Here's an interesting exchange between a user and the author of this article from the comments. Sorry for the length, but I think it's worth reading. I happen to fully agree with uberrob.
Aside from being poorly written, most of the assertions in this article don't make a lot of sense. The "Task killers save battery - FALSE" argument, for instance, is missing the point: it's not the removal of the task from memory that is saving the battery, its that stopping the task releases resources consumed by the task: CPU, radio, GPS, etc. Stopping a task *absolutely* puts less demand on the battery because that task is no longer putting demand on system resources that make use of power. Similarly, killing a background task reduces competition for resources, CPU and memory - all of which causes the remaining tasks to perform faster thereby speeding up your system.

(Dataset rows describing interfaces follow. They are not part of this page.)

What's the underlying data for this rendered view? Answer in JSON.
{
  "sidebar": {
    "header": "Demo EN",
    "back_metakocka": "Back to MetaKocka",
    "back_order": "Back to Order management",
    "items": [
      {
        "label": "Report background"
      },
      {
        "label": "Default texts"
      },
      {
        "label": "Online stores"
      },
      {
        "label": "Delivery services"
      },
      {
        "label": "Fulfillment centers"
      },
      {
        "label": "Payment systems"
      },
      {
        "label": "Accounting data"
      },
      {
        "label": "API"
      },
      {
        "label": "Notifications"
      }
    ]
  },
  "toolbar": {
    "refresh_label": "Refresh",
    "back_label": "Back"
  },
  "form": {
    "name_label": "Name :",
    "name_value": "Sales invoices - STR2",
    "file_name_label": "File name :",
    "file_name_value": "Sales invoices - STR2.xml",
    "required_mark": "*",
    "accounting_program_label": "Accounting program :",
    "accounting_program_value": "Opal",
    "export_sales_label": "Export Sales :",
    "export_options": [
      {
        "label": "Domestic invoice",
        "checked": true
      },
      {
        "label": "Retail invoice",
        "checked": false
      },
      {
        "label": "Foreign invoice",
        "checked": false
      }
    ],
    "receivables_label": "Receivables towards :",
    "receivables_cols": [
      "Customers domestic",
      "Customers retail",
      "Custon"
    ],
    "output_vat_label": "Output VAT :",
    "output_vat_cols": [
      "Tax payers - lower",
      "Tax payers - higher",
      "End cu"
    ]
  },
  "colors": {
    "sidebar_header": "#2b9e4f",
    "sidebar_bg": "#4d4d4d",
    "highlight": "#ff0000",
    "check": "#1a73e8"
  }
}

Automatic task management happens in every operating system, including android, but it does not catch or maintain the system in every use case. External task managers and "task killers" are perfectly acceptable forms of manually managing a system,
Bizarrely, this "you shouldn't use task killers" article ends by recommending an application that is, in fact, a task killer.

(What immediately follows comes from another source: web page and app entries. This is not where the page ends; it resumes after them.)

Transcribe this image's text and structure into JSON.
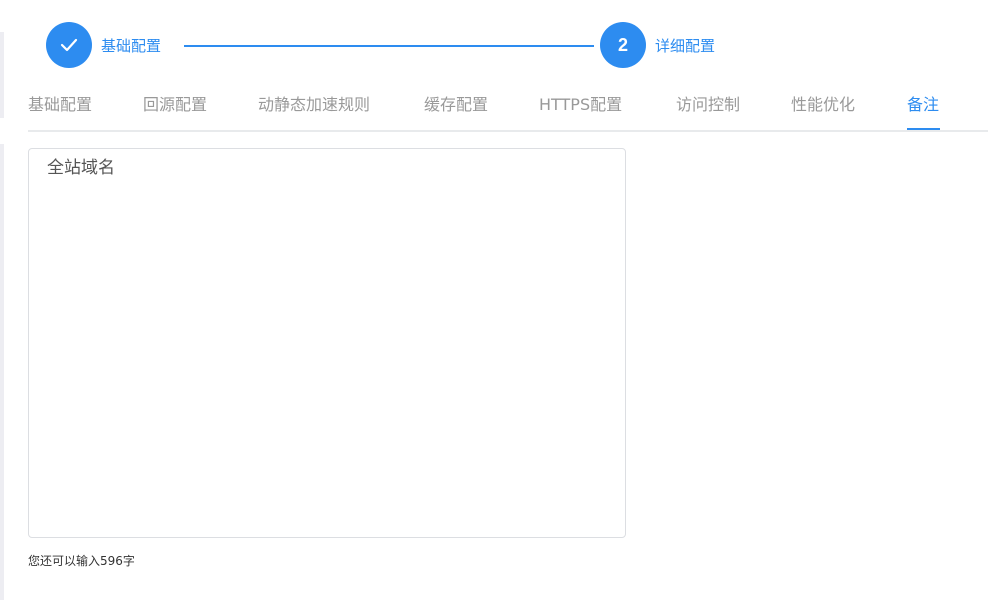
{
  "colors": {
    "accent": "#2d8cf0",
    "tab_inactive": "#999999",
    "border": "#dcdee2"
  },
  "steps": [
    {
      "label": "基础配置",
      "status": "done",
      "icon": "check-icon"
    },
    {
      "label": "详细配置",
      "status": "current",
      "number": "2"
    }
  ],
  "tabs": [
    {
      "label": "基础配置",
      "active": false
    },
    {
      "label": "回源配置",
      "active": false
    },
    {
      "label": "动静态加速规则",
      "active": false
    },
    {
      "label": "缓存配置",
      "active": false
    },
    {
      "label": "HTTPS配置",
      "active": false
    },
    {
      "label": "访问控制",
      "active": false
    },
    {
      "label": "性能优化",
      "active": false
    },
    {
      "label": "备注",
      "active": true
    }
  ],
  "note": {
    "value": "全站域名",
    "counter": "您还可以输入596字"
  }
}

This article is just...strange.
Rachid in reply to uberrob:
Thanks for the feedback
It is far better to use the settings available in an application to manage its background use of things such as GPS and background data transfer. A good app will include options to manage this. Task killing is not supposed to make up for poor app implementation...
So of course, if your app does this in the background without the option to manage it, then killing it DOES save battery, that goes without saying. It also goes without saying you should look for a better app to replace it.
Hope this has cleared up your first point.
Second point, I hope I explained how android was developed, with the idea that the user should not have to worry about killing tasks, please re-read the article if you didn't get this point.
Thirdly. I think you are mistaken about what I suggest SystemPanel should be used for. At no point do I say you should use this in the typical way a task killer is used. Instead I point out that if you have memory issues, a bad app may be causing this, and you can use SystemPanel to find and then remove this app from your phone.
Just to clarify, SystemPanel was never created to be a task killer, and my instructions in this article do not advise to use it in such a way.
Hopefully that has cleared up any problems you had understanding this article, please do let me know if you need anything explaining further, I can try to simplify it
uberrob in reply to Rachid:
Honestly, rachid - you really don't have to "explain" or "simplify" things to me. Trust me, I understand what you are saying - but your assertions are just incorrect. What you do have to do is to stop spreading misleading information about systems management.
Again: task management and background task removal is a completely acceptable way to manage your handheld - OSes do not know what is happening inside a given application, and often give it the "benefit of the doubt" and let it run. Also, its not just "poorly written tasks" that appropriate resources and never free them up.
BTW, you should re-read your own article. You most certainly do recommend SystemPanel for stopping what you call "poorly written applications." In fact, the entire article, as well as some of your rebuttals to peoples comments, is littered with special cases: "Well, if you have an older device, use a task killer." or "if the application is poorly behaved, use a task killer."
Android is open for a reason, and its a manageable operating system in its own right - do what you like to keep your phone running smoothly.